For her this was a big change because all she has even known was just the two of us. Me and her. Her and I. It was our little world and she’d never had to share me before. Which understandably, can be quite daunting for a four year old, but with a steady and conscious pace, she handled the changes with a great deal of maturity, openness and love.
The interesting thing I found however, was not so much how my daughter adjusted, but how I did. I had been so invested in ensuring that she was supported and comfortable through the process that I often neglected to check in with myself. It wasn’t until Dan finally called me out on it that I realised I was still operating like I was on my own. By this point we were living together, in a home that we had purchased together and although he was a large part of my life, our life, I was still struggling to really let him in.
As a single mother you learn to not only juggle all the balls but to do so with such precision that you almost adopt a military like mentality when it comes to your daily life. Without even noticing I had gradually turned my world into one big schedule; having a routine for food, sleep, work, social life, hell even my “down time” was in a designated time slot. I had lost all sense of spontaneity and instead developed an intense anxiety when it came to being in control, on time and the ability to plan. At the time, I could not rely on Peyton’s father and my family is wonderful but lived two hours away. Aside from the offers of assistance from friends (which I did take on the odd occasion) I was literally doing everything on my own. It was the only thing I felt comfortable with.
I was so scared that if I didn’t have everything accounted for I would miss something. That if I wasn’t on top of every possibility, that if I couldn’t manage everything, that if I dropped one ball, the whole set would fall. And I didn’t know if I would have the strength to pick up the pieces…. So I just kept on going. Kept planning. Kept doing the best I could.
It wasn’t until Peyton started school that I noticed how stretched thin I was. I was offered a massive job at work that required my attention 7 days a week, and this was due to begin at the same time that my baby had a big transition of her own. Instead of trying to work out how to manage it all myself, I finally opened myself to the possibility that I needed help.
I began to let Dan in.
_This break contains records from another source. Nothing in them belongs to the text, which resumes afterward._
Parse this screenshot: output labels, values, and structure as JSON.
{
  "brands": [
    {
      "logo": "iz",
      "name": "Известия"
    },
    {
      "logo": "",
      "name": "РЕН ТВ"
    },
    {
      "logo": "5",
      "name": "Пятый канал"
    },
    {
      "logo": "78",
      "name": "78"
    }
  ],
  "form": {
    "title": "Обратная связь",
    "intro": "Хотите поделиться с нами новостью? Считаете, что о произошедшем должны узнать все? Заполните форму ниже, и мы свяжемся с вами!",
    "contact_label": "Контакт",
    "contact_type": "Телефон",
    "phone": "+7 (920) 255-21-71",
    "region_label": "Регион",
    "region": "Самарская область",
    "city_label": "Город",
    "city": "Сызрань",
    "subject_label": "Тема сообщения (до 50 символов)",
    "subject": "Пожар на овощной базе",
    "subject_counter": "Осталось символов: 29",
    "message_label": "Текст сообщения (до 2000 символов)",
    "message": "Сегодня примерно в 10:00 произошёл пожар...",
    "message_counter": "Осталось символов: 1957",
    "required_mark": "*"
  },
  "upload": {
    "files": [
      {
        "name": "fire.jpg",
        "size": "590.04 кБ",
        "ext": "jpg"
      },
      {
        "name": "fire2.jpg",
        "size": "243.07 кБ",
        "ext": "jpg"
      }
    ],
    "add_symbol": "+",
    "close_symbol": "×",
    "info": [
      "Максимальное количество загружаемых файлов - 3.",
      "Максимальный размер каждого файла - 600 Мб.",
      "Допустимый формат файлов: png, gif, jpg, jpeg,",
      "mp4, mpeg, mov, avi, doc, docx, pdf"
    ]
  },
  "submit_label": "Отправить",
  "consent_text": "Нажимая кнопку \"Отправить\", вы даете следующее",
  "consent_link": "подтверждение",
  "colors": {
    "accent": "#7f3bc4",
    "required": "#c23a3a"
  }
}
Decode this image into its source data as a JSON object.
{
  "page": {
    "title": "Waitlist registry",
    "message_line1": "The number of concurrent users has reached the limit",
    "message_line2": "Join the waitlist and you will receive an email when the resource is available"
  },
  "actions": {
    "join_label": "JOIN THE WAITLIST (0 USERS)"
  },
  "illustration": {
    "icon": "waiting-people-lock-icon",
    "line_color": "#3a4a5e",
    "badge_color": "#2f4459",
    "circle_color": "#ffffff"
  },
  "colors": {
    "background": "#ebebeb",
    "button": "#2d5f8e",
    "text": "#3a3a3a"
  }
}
It started small with something as simple as him packing a lunch box and we then worked up to him collecting her from school and even staying at home with her whilst I had a coffee with a girlfriend. The trust built in his parenting abilities (not that there was any doubt he could handle it) and so did my faith in knowing that it didn’t have to just be me who takes responsibility for her anymore. Allowing someone else in does not make me a bad mother and I am ALLOWED to accept help without feeling guilty. Just as you are too. My routines changed, my anxiety (although still there) began to soften and the walls that I had built so high began to slowly retreat. This was my person. This is my family. This life is now OUR responsibility, not just mine. A mentality that took me a long time to adopt but was required in order for us to grow together.
Fast forward to today and we’re at a point where I’m not afraid to ask for help or to let Dan take charge as we present ourselves as a parental unit. A lot of the larger decisions or discussions are still initiated by me but I make sure that I now consult and include him. His influence is just as important as mine. I don’t feel like I’ll ever completely lose my desire to be in control or to plan- it’s become a deep seeded part of how I operate- it had to be! But I’m certainly more open to accepting help… and that, my friends, is a beautiful thing.
You are allowed to be strong, you are allowed to be independent but don’t fool yourself into thinking that you have to do it all on your own.